Talks had gotten off to a shaky start Wednesday, as the United States once again pressed Mexico to step up enforcement on its southern border with Guatemala and to enter into a "safe third country agreement" overhauling its asylum system. It wants to force Mexico to adopt the "safe third country" standard that the USA already has with Canada.
Most are families from Guatemala, Honduras and El Salvador, who understand that if they cross the border and are detained, they will likely be processed and released into the United States, whether they ask for asylum or not, according to Border Patrol Chief Carla Provost. It was unclear, however, what - if anything - Mexico had changed.
Many members of Trump's Republican Party and business allies have urged him to reconsider - or at least postpone the tariffs as talks continue - citing the potential harm to American consumers and manufacturers.
Trump faced a Friday deadline to sign an executive order to ensure the tariffs go into effect by Monday, his deadline for Mexico to meet his immigration demands or face a 5% tariff on all exports to the US.
'Our position is still the same and we're moving forward with the tariffs. The question is whether it will be cheaper to enforce a "safe third country" policy than to deal with the economic damage of a trade war with the US.

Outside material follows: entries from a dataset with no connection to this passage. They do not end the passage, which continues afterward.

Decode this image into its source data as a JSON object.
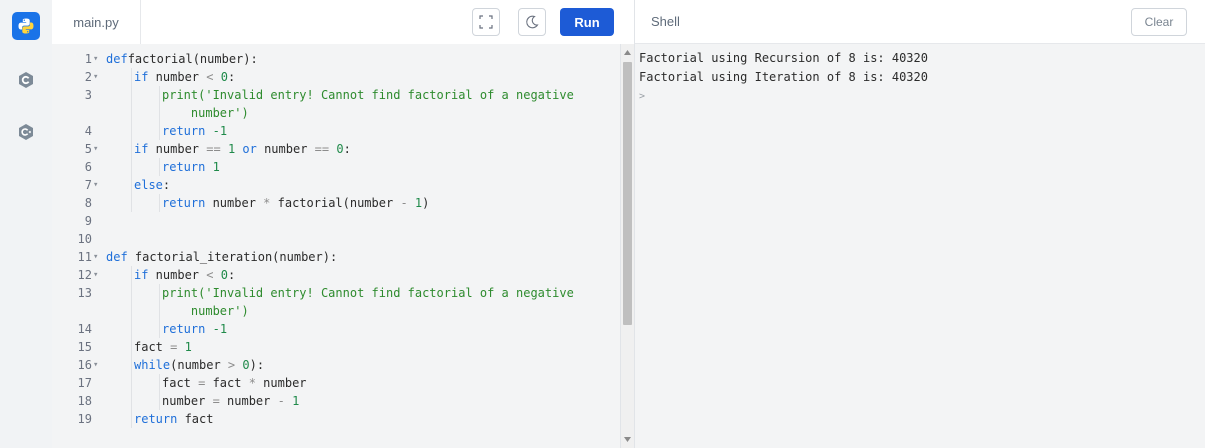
{
  "sidebar": {
    "items": [
      {
        "icon": "python-icon",
        "active": true
      },
      {
        "icon": "c-language-icon",
        "active": false
      },
      {
        "icon": "cpp-language-icon",
        "active": false
      }
    ]
  },
  "editor": {
    "tab_name": "main.py",
    "run_label": "Run",
    "lines": [
      {
        "n": "1",
        "fold": true,
        "indent": 0,
        "tokens": [
          [
            "kw",
            "def"
          ],
          [
            "",
            "factorial(number):"
          ]
        ]
      },
      {
        "n": "2",
        "fold": true,
        "indent": 1,
        "tokens": [
          [
            "kw",
            "if"
          ],
          [
            "",
            " number "
          ],
          [
            "op",
            "<"
          ],
          [
            "",
            " "
          ],
          [
            "num",
            "0"
          ],
          [
            "",
            ":"
          ]
        ]
      },
      {
        "n": "3",
        "fold": false,
        "indent": 2,
        "tokens": [
          [
            "",
            "print('Invalid entry! Cannot find factorial of a negative"
          ]
        ],
        "string": true
      },
      {
        "n": "",
        "fold": false,
        "indent": 2,
        "cont": "number')"
      },
      {
        "n": "4",
        "fold": false,
        "indent": 2,
        "tokens": [
          [
            "kw",
            "return"
          ],
          [
            "",
            " "
          ],
          [
            "num",
            "-1"
          ]
        ]
      },
      {
        "n": "5",
        "fold": true,
        "indent": 1,
        "tokens": [
          [
            "kw",
            "if"
          ],
          [
            "",
            " number "
          ],
          [
            "op",
            "=="
          ],
          [
            "",
            " "
          ],
          [
            "num",
            "1"
          ],
          [
            "",
            " "
          ],
          [
            "kw",
            "or"
          ],
          [
            "",
            " number "
          ],
          [
            "op",
            "=="
          ],
          [
            "",
            " "
          ],
          [
            "num",
            "0"
          ],
          [
            "",
            ":"
          ]
        ]
      },
      {
        "n": "6",
        "fold": false,
        "indent": 2,
        "tokens": [
          [
            "kw",
            "return"
          ],
          [
            "",
            " "
          ],
          [
            "num",
            "1"
          ]
        ]
      },
      {
        "n": "7",
        "fold": true,
        "indent": 1,
        "tokens": [
          [
            "kw",
            "else"
          ],
          [
            "",
            ":"
          ]
        ]
      },
      {
        "n": "8",
        "fold": false,
        "indent": 2,
        "tokens": [
          [
            "kw",
            "return"
          ],
          [
            "",
            " number "
          ],
          [
            "op",
            "*"
          ],
          [
            "",
            " factorial(number "
          ],
          [
            "op",
            "-"
          ],
          [
            "",
            " "
          ],
          [
            "num",
            "1"
          ],
          [
            "",
            ")"
          ]
        ]
      },
      {
        "n": "9",
        "fold": false,
        "indent": 0,
        "tokens": []
      },
      {
        "n": "10",
        "fold": false,
        "indent": 0,
        "tokens": []
      },
      {
        "n": "11",
        "fold": true,
        "indent": 0,
        "tokens": [
          [
            "kw",
            "def"
          ],
          [
            "",
            " factorial_iteration(number):"
          ]
        ]
      },
      {
        "n": "12",
        "fold": true,
        "indent": 1,
        "tokens": [
          [
            "kw",
            "if"
          ],
          [
            "",
            " number "
          ],
          [
            "op",
            "<"
          ],
          [
            "",
            " "
          ],
          [
            "num",
            "0"
          ],
          [
            "",
            ":"
          ]
        ]
      },
      {
        "n": "13",
        "fold": false,
        "indent": 2,
        "tokens": [
          [
            "",
            "print('Invalid entry! Cannot find factorial of a negative"
          ]
        ],
        "string": true
      },
      {
        "n": "",
        "fold": false,
        "indent": 2,
        "cont": "number')"
      },
      {
        "n": "14",
        "fold": false,
        "indent": 2,
        "tokens": [
          [
            "kw",
            "return"
          ],
          [
            "",
            " "
          ],
          [
            "num",
            "-1"
          ]
        ]
      },
      {
        "n": "15",
        "fold": false,
        "indent": 1,
        "tokens": [
          [
            "",
            "fact "
          ],
          [
            "op",
            "="
          ],
          [
            "",
            " "
          ],
          [
            "num",
            "1"
          ]
        ]
      },
      {
        "n": "16",
        "fold": true,
        "indent": 1,
        "tokens": [
          [
            "kw",
            "while"
          ],
          [
            "",
            "(number "
          ],
          [
            "op",
            ">"
          ],
          [
            "",
            " "
          ],
          [
            "num",
            "0"
          ],
          [
            "",
            "):"
          ]
        ]
      },
      {
        "n": "17",
        "fold": false,
        "indent": 2,
        "tokens": [
          [
            "",
            "fact "
          ],
          [
            "op",
            "="
          ],
          [
            "",
            " fact "
          ],
          [
            "op",
            "*"
          ],
          [
            "",
            " number"
          ]
        ]
      },
      {
        "n": "18",
        "fold": false,
        "indent": 2,
        "tokens": [
          [
            "",
            "number "
          ],
          [
            "op",
            "="
          ],
          [
            "",
            " number "
          ],
          [
            "op",
            "-"
          ],
          [
            "",
            " "
          ],
          [
            "num",
            "1"
          ]
        ]
      },
      {
        "n": "19",
        "fold": false,
        "indent": 1,
        "tokens": [
          [
            "kw",
            "return"
          ],
          [
            "",
            " fact"
          ]
        ]
      }
    ]
  },
  "shell": {
    "title": "Shell",
    "clear_label": "Clear",
    "output": [
      "Factorial using Recursion of 8 is: 40320",
      "Factorial using Iteration of 8 is: 40320"
    ],
    "prompt": ">"
  }
}
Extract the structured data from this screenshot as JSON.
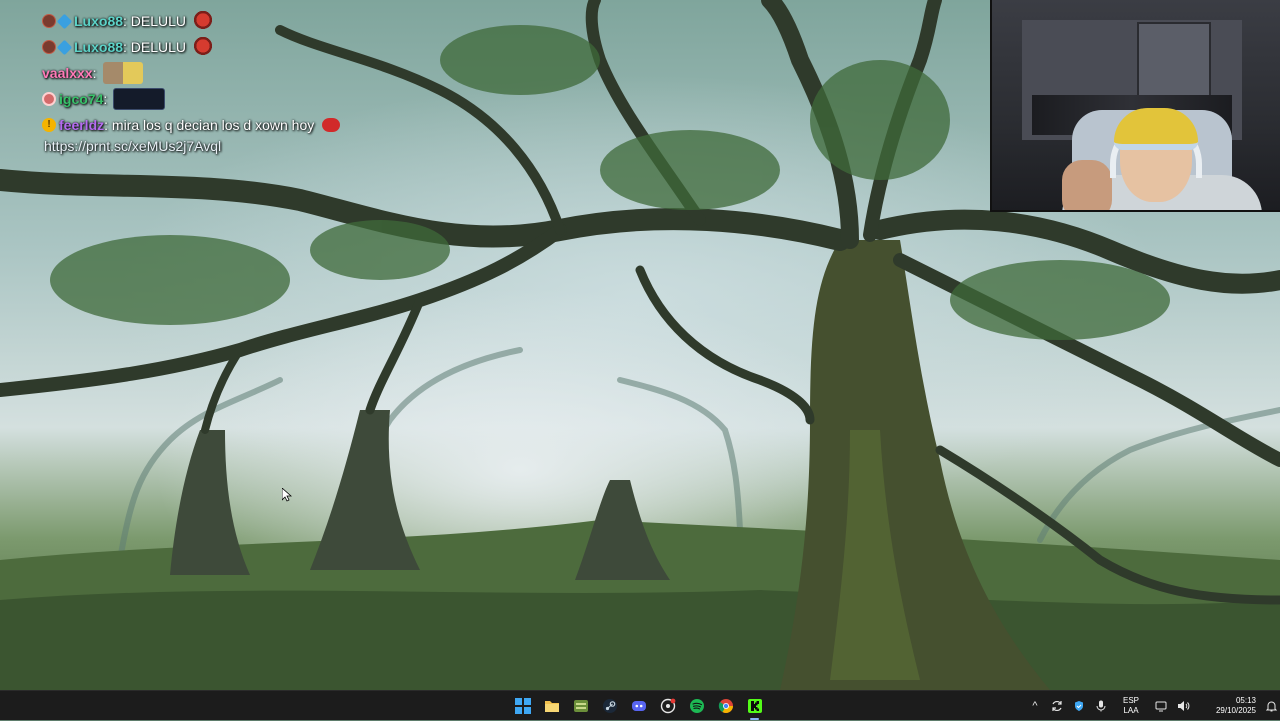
{
  "chat": {
    "messages": [
      {
        "user": "Luxo88",
        "separator": ":",
        "text": "DELULU",
        "user_color": "#5dd3c8",
        "badges": [
          "mod-icon",
          "sub-icon"
        ],
        "emote": "pepe-emote"
      },
      {
        "user": "Luxo88",
        "separator": ":",
        "text": "DELULU",
        "user_color": "#5dd3c8",
        "badges": [
          "mod-icon",
          "sub-icon"
        ],
        "emote": "pepe-emote"
      },
      {
        "user": "vaalxxx",
        "separator": ":",
        "text": "",
        "user_color": "#ff7ab8",
        "badges": [],
        "emote": "pair-emote"
      },
      {
        "user": "igco74",
        "separator": ":",
        "text": "",
        "user_color": "#38c26a",
        "badges": [
          "ring-badge"
        ],
        "emote": "dark-emote"
      },
      {
        "user": "feerldz",
        "separator": ":",
        "text": "mira los q decian los d xown hoy",
        "user_color": "#b56cf0",
        "badges": [
          "gold-badge"
        ],
        "emote": "lips-emote"
      }
    ],
    "link": "https://prnt.sc/xeMUs2j7Avql",
    "gold_badge_glyph": "!"
  },
  "webcam": {
    "description_icon": "webcam-feed"
  },
  "taskbar": {
    "apps": [
      {
        "name": "start",
        "icon": "windows-logo-icon"
      },
      {
        "name": "file-explorer",
        "icon": "folder-icon"
      },
      {
        "name": "app-green",
        "icon": "game-launcher-icon"
      },
      {
        "name": "steam",
        "icon": "steam-icon"
      },
      {
        "name": "discord",
        "icon": "discord-icon"
      },
      {
        "name": "app-circle",
        "icon": "recording-app-icon"
      },
      {
        "name": "spotify",
        "icon": "spotify-icon"
      },
      {
        "name": "chrome",
        "icon": "chrome-icon"
      },
      {
        "name": "kick",
        "icon": "kick-icon"
      }
    ],
    "tray": {
      "chevron": "^",
      "lang_line1": "ESP",
      "lang_line2": "LAA",
      "time": "05:13",
      "date": "29/10/2025"
    }
  },
  "colors": {
    "taskbar_bg": "#1c1c1c",
    "accent": "#3fa8f4",
    "discord": "#5865f2",
    "spotify": "#1db954",
    "kick": "#53fc18"
  }
}
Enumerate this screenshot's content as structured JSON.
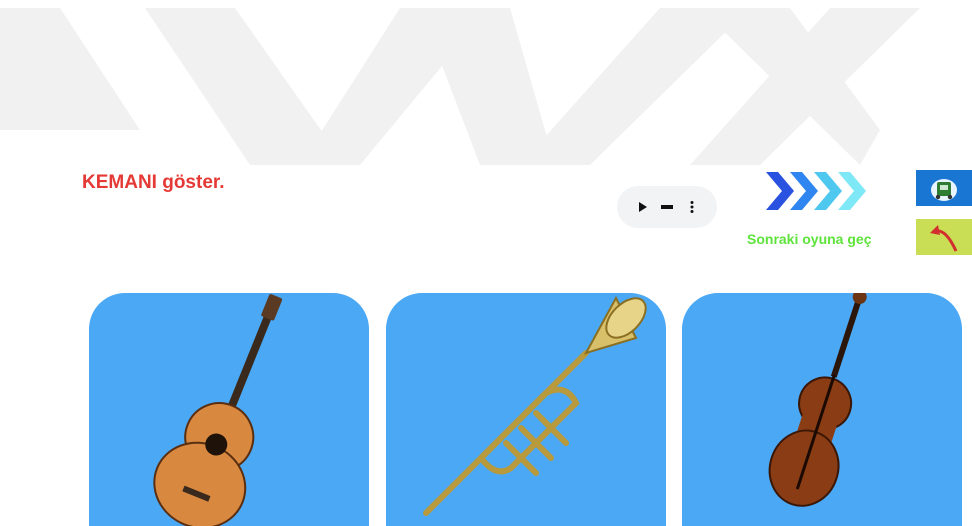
{
  "instruction": {
    "text": "KEMANI göster."
  },
  "audio_player": {
    "play_icon": "play-icon",
    "volume_icon": "volume-bar-icon",
    "menu_icon": "more-vert-icon"
  },
  "navigation": {
    "next_label": "Sonraki oyuna geç",
    "next_icon": "triple-chevron-right-icon"
  },
  "side_buttons": [
    {
      "name": "home-button",
      "icon": "home-icon",
      "color": "#1976d2"
    },
    {
      "name": "back-button",
      "icon": "curved-arrow-back-icon",
      "color": "#c9de55"
    }
  ],
  "cards": [
    {
      "name": "guitar-card",
      "instrument": "guitar"
    },
    {
      "name": "trumpet-card",
      "instrument": "trumpet"
    },
    {
      "name": "violin-card",
      "instrument": "violin"
    }
  ],
  "colors": {
    "prompt": "#e53935",
    "next_label": "#5ee33a",
    "card_bg": "#4aa8f4",
    "background_chevrons": "#f2f2f2"
  }
}
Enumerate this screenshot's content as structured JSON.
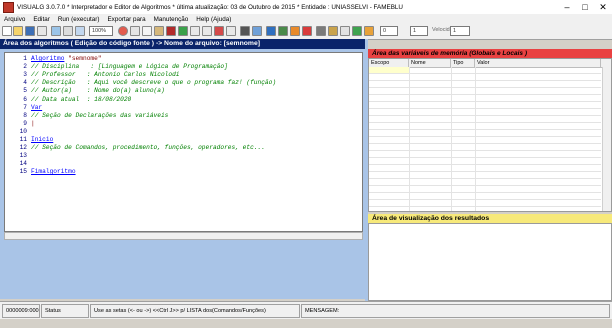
{
  "window": {
    "title": "VISUALG 3.0.7.0 * Interpretador e Editor de Algoritmos * última atualização: 03 de Outubro de 2015 * Entidade : UNIASSELVI - FAMEBLU",
    "minimize": "–",
    "maximize": "□",
    "close": "✕"
  },
  "menu": [
    "Arquivo",
    "Editar",
    "Run (executar)",
    "Exportar para",
    "Manutenção",
    "Help (Ajuda)"
  ],
  "toolbar": {
    "zoom_value": "100%",
    "speed_value": "0",
    "step_value": "1",
    "label_speed": "Velocidade"
  },
  "editor": {
    "header": "Área dos algoritmos ( Edição do código fonte ) -> Nome do arquivo: [semnome]",
    "lines": [
      {
        "n": "1",
        "parts": [
          {
            "t": "Algoritmo",
            "c": "kw"
          },
          {
            "t": " \"semnome\"",
            "c": "st"
          }
        ]
      },
      {
        "n": "2",
        "parts": [
          {
            "t": "// Disciplina   : [Linguagem e Lógica de Programação]",
            "c": "cm"
          }
        ]
      },
      {
        "n": "3",
        "parts": [
          {
            "t": "// Professor   : Antonio Carlos Nicolodi",
            "c": "cm"
          }
        ]
      },
      {
        "n": "4",
        "parts": [
          {
            "t": "// Descrição   : Aqui você descreve o que o programa faz! (função)",
            "c": "cm"
          }
        ]
      },
      {
        "n": "5",
        "parts": [
          {
            "t": "// Autor(a)    : Nome do(a) aluno(a)",
            "c": "cm"
          }
        ]
      },
      {
        "n": "6",
        "parts": [
          {
            "t": "// Data atual  : 18/08/2020",
            "c": "cm"
          }
        ]
      },
      {
        "n": "7",
        "parts": [
          {
            "t": "Var",
            "c": "kw"
          }
        ]
      },
      {
        "n": "8",
        "parts": [
          {
            "t": "// Seção de Declarações das variáveis",
            "c": "cm"
          }
        ]
      },
      {
        "n": "9",
        "parts": [
          {
            "t": "|",
            "c": "st"
          }
        ]
      },
      {
        "n": "10",
        "parts": []
      },
      {
        "n": "11",
        "parts": [
          {
            "t": "Inicio",
            "c": "kw"
          }
        ]
      },
      {
        "n": "12",
        "parts": [
          {
            "t": "// Seção de Comandos, procedimento, funções, operadores, etc...",
            "c": "cm"
          }
        ]
      },
      {
        "n": "13",
        "parts": []
      },
      {
        "n": "14",
        "parts": []
      },
      {
        "n": "15",
        "parts": [
          {
            "t": "Fimalgoritmo",
            "c": "kw"
          }
        ]
      }
    ]
  },
  "variables": {
    "header": "Área das variáveis de memória (Globais e Locais )",
    "columns": [
      "Escopo",
      "Nome",
      "Tipo",
      "Valor"
    ]
  },
  "results": {
    "header": "Área de visualização dos resultados"
  },
  "status": {
    "position": "0000009:0001",
    "status_label": "Status",
    "hint": "Use as setas (<- ou ->) <<Ctrl J>> p/ LISTA dos(Comandos/Funções)",
    "message_label": "MENSAGEM:"
  },
  "colors": {
    "editor_header_bg": "#0a246a",
    "panel_bg": "#a9c4e7",
    "var_header_bg": "#e94141",
    "result_header_bg": "#f7e97a"
  }
}
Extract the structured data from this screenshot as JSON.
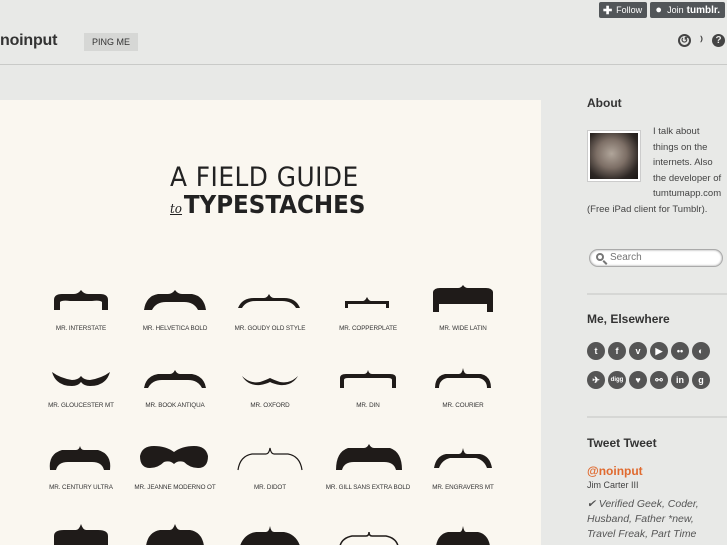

In Mexico City, at his daily news conference, Lopez Obrador complained forcefully that the American team continues to see immigration as a law-enforcement issue without taking into consideration the hardships that force people to flee home. Pence on the morning of June 6 told reporters that Mexico needs to do more to address the illegal immigration situation, though he noted that the previous talks were positive overall. "President Trump proved he wasn't bluffing, and his bold leadership just resulted in a huge win for America's safety and security".
The key to an agreement that will satisfy Trump might not be trade anyway.
"Mexico will try very hard, and if they do that, this will be a very successful agreement for both the United States and Mexico!"
"The United States will immediately expand the implementation of the existing Migrant Protection Protocols across its entire Southern Border", the two countries said in a joint declaration following three days of talks.
A group of migrants traveling in the Central American caravan, walk alongside the Mexico-US border fence before trying to cross to San Diego County, in Playas de Tijuana, Baja California state, Mexico, on December 12, 2018.